Dodgers News: Walker Buehler Prioritizes Making Quality Start Over Win-Loss Record

Walker Buehler took the mound in the series finale against the Miami Marlins with a perfect record at Dodger Stadium this season. Early indications were Buehler was going to avoid suffering his first loss.

Max Muncy’s two-run home run gave the Los Angeles Dodgers a lead in the bottom of the first inning and they never looked back. It was sandwiched between Buehler collecting six strikeouts through two scoreless innings.

“It was a good job by our scouting team and Barnes putting me in positions that I could be aggressive and knowing alleys I could throw from,” Buehler said.

“I think when you spin the fastball alright, if you can get some angle on it, it’s going to help you out. That’s kind of what I’ve been searching for and found it a little bit today by driving the ball down.”

He finished with 11 strikeouts and improved to 9-1 this season. With a slew of starts still ahead in 2019, Buehler already has a career high with nine wins. He’s 9-1 thus far and leading the Majors in winning percentage.

Though, that’s not of much focus. “I’ve been very lucky,” Buehler began.

“When I’ve pitched poorly, the team has helped me out and kept me out of the loss column. I think record is one of those things that’s a little bit oversold. Trying to go out and produce quality starts is the big thing for me, and I’ve been alright at that so far.”

Buehler has 12 quality starts in 19 of his outings this season. Most of his struggles came at the beginning of the campaign, as the 24-year-old worked to knock off some rust that he wasn’t able to work through during a shortened Spring Training.

“He was really good. Really good,” Dodgers manager Dave Roberts said of Buehler’s peformance against the Marlins. “The fastball lane was consistent, getting the ball glove side, just really out of the gates he was commanding down and away, that low dart to the right-hander hitter.

“And the cutter off of that, breaking ball off of that, getting ahead of guys all day; the called strike, swing and miss. He could essentially do whatever he wanted to. There’s a quiet intensity with Walker.
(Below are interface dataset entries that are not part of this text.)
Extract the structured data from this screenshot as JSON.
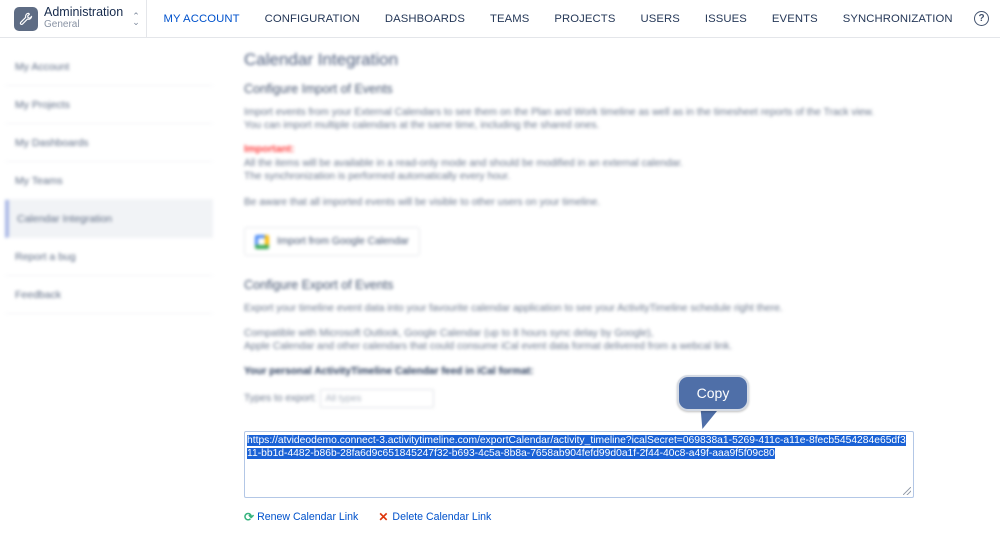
{
  "header": {
    "app_title": "Administration",
    "app_subtitle": "General",
    "app_icon": "wrench-icon",
    "nav": [
      {
        "label": "MY ACCOUNT",
        "active": true
      },
      {
        "label": "CONFIGURATION"
      },
      {
        "label": "DASHBOARDS"
      },
      {
        "label": "TEAMS"
      },
      {
        "label": "PROJECTS"
      },
      {
        "label": "USERS"
      },
      {
        "label": "ISSUES"
      },
      {
        "label": "EVENTS"
      },
      {
        "label": "SYNCHRONIZATION"
      }
    ],
    "help_label": "?"
  },
  "sidebar": {
    "items": [
      {
        "label": "My Account"
      },
      {
        "label": "My Projects"
      },
      {
        "label": "My Dashboards"
      },
      {
        "label": "My Teams"
      },
      {
        "label": "Calendar Integration",
        "active": true
      },
      {
        "label": "Report a bug"
      },
      {
        "label": "Feedback"
      }
    ]
  },
  "main": {
    "title": "Calendar Integration",
    "import": {
      "heading": "Configure Import of Events",
      "para1_line1": "Import events from your External Calendars to see them on the Plan and Work timeline as well as in the timesheet reports of the Track view.",
      "para1_line2": "You can import multiple calendars at the same time, including the shared ones.",
      "important_label": "Important:",
      "important_line1": "All the items will be available in a read-only mode and should be modified in an external calendar.",
      "important_line2": "The synchronization is performed automatically every hour.",
      "aware": "Be aware that all imported events will be visible to other users on your timeline.",
      "google_button": "Import from Google Calendar"
    },
    "export": {
      "heading": "Configure Export of Events",
      "para1": "Export your timeline event data into your favourite calendar application to see your ActivityTimeline schedule right there.",
      "compat_line1": "Compatible with Microsoft Outlook, Google Calendar (up to 8 hours sync delay by Google),",
      "compat_line2": "Apple Calendar and other calendars that could consume iCal event data format delivered from a webcal link.",
      "feed_label": "Your personal ActivityTimeline Calendar feed in iCal format:",
      "types_label": "Types to export:",
      "types_placeholder": "All types",
      "feed_url": "https://atvideodemo.connect-3.activitytimeline.com/exportCalendar/activity_timeline?icalSecret=069838a1-5269-411c-a11e-8fecb5454284e65df311-bb1d-4482-b86b-28fa6d9c651845247f32-b693-4c5a-8b8a-7658ab904fefd99d0a1f-2f44-40c8-a49f-aaa9f5f09c80",
      "copy_callout": "Copy",
      "renew_link": "Renew Calendar Link",
      "delete_link": "Delete Calendar Link"
    }
  },
  "colors": {
    "accent": "#0052cc",
    "important": "#ff3a3a",
    "selection": "#1a62d6",
    "callout": "#4f6fa8",
    "renew_icon": "#36b37e",
    "delete_icon": "#de350b"
  }
}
“When you’re seeing 95 to the 98 (mph), I think that gets people excited. When he takes the mound, and that first inning when he’s got that glove-side command, you know it’s the makings for a good day.”